The Dean may, on the recommendation of the relevant head of department, credit a student for a maximum of two modules completed at another institution on condition that it complies with the requirements of this Faculty. Where such modules do not bear the same titles as modules offered at this Faculty, modules with substantially the same content as determined by the relevant head of department may be granted credit in their place, or where, in the absence of such closely related modules, modules that are still relevant within the broad ambit of a specific LLM degree may be granted credit under special codes for the purposes of such a degree. Additional requirements may also be set before any such module will be granted credit in order to ensure compliance with the requirements of this Faculty.
Credit for non-legal components
In order to qualify for an LLM degree with non-legal components, the specific degree can at most include one non-legal module of the prescribed number of modules from a related field, and with the special permission from the Faculty Board.
Note that credit will not be given for modules which form part of another degree where the student has already complied with the requirements of such a degree. This rule is also applicable in instances where the student is currently also registered for another degree.
Re-registration for modules
A student may not register more than twice for the same module. In order to pass a module the student must obtain a final mark of 50%.
Minimum credits: 250
During the second semester of the programme, students follow prescribed academic modules at the universities to which they are allocated and undertake internships with human rights organisations if so required.
In this module, the principles and practice of international criminal law are discussed; students also undertake a visit to and report on the situation in a selected African state where they are exposed to the practical application of human rights, democratisation or international criminal law.
This module examines the nature of the state and problems associated with state-building and constitutional change in Africa; provides an introduction to constitutionnal concepts such as the separation of powers, federalism and decentralisation, and their application to Africa; and examines the causes of and remedies for conflict in Africa.
This module provides an overview of the human rights norms, institutions and processes of the African Union, with a focus on the African Charter on Human and Peoples’ Rights.
In this module, introductory human rights concepts are examined; the human rights systems under the United Nations, Council of Europe and the Organisation of American States and some selected national law systems are also analysed.
(a) The student must submit a research proposal during his/her first year of registration for the LLM degree to the supervisor prior to commencing with the writing of the mini-dissertation.
(b) A mini-dissertation (MND 802) of 18 000 to 20 000 words inclusive of footnotes but excluding the list of contents and the bibliography, is required. The mini-dissertation must be submitted to the study leader not later than August of the second year of registration for the LLM programme. The mini-dissertation must deal with the subject content of one of the modules or a combination of the modules registered for by the student for his/her LLM degree. Any request for an extension of the period for submission of the mini-dissertation may only be granted by the Dean on recommendation of the LLM Committee.
In this module, the focus is on aspects of human rights research, fact finding, advocacy and education.

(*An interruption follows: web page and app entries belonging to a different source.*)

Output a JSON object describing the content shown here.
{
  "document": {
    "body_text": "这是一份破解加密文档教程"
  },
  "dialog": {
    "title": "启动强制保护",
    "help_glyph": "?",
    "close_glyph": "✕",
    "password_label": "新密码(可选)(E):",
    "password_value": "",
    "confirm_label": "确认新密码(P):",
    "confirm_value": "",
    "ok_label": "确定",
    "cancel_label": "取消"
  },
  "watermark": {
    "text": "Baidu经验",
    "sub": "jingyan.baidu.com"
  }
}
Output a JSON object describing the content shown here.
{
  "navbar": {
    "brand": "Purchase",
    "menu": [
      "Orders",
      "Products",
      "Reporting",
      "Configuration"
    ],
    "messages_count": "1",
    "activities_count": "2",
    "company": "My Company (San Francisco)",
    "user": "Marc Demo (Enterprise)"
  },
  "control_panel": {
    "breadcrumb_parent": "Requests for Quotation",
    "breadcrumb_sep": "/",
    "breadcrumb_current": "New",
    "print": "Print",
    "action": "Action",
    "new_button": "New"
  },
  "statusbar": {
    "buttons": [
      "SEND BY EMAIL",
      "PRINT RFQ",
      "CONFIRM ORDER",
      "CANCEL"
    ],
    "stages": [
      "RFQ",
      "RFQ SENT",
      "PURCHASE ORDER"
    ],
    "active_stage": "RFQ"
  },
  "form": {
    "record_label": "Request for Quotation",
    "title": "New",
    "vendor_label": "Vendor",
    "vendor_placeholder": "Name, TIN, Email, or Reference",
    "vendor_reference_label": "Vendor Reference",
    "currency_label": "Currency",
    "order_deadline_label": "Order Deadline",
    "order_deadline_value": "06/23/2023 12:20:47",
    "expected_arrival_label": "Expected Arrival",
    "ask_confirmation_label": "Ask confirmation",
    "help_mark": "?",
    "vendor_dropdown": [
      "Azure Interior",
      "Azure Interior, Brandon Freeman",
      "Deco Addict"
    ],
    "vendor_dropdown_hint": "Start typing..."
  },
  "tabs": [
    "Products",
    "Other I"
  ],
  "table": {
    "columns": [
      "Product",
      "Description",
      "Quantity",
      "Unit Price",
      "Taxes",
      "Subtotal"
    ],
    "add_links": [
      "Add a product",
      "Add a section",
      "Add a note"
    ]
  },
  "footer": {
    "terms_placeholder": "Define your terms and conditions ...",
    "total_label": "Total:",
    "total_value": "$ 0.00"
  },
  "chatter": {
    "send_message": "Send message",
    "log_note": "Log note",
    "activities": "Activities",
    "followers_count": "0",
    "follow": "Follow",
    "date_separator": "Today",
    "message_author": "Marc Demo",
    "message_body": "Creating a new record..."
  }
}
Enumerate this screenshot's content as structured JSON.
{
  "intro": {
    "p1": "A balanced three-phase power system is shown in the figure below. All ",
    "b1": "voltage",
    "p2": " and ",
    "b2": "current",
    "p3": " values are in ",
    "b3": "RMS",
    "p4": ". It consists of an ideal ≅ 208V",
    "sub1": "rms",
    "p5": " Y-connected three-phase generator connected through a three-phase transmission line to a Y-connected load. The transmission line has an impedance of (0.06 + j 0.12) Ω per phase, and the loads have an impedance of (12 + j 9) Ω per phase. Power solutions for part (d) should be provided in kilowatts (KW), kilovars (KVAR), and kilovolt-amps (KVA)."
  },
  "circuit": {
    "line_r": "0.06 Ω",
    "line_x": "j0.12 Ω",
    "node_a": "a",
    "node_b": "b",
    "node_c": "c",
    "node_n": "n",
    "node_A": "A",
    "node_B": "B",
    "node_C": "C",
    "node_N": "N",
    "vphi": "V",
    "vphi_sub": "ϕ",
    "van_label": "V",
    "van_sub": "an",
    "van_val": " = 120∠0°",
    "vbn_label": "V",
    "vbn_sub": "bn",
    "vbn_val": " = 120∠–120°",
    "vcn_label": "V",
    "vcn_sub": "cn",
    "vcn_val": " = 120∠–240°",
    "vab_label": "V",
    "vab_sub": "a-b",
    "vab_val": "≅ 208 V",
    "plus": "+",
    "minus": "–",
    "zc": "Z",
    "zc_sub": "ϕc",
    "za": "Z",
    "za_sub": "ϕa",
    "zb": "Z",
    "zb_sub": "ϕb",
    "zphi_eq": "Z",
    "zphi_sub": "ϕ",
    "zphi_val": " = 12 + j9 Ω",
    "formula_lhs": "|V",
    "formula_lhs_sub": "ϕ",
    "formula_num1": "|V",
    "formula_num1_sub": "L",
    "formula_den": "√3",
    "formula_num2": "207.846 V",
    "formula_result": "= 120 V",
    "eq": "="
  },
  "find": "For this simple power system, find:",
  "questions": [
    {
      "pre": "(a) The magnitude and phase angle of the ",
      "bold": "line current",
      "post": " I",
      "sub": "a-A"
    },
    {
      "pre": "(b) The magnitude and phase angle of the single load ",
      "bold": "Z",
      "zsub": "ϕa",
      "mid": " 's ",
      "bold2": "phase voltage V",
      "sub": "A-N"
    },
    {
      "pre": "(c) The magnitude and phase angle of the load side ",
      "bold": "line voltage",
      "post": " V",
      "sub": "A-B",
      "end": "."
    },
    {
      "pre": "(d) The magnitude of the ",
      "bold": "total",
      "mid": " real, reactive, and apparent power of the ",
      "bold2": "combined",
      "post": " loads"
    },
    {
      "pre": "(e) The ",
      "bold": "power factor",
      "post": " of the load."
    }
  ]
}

This module provides an introductory overview of the South African Bill of Rights and constitutional litigation and analyses some selected rights in more depth within a comparative African constitutional context.
Module content:Development and presentation of a research proposal. (A research proposal must be submitted to the supervisor and accepted in the first semester of the second year of study before the student will be allowed to register for the mini-dissertation.)
Copyright © University of Pretoria 2023. All rights reserved.
COVID-19 Corona Virus South African Resource Portal
To contact the University during the COVID-19 lockdown, please send an email to [email protected]
Get Social With Us
Download the UP Mobile App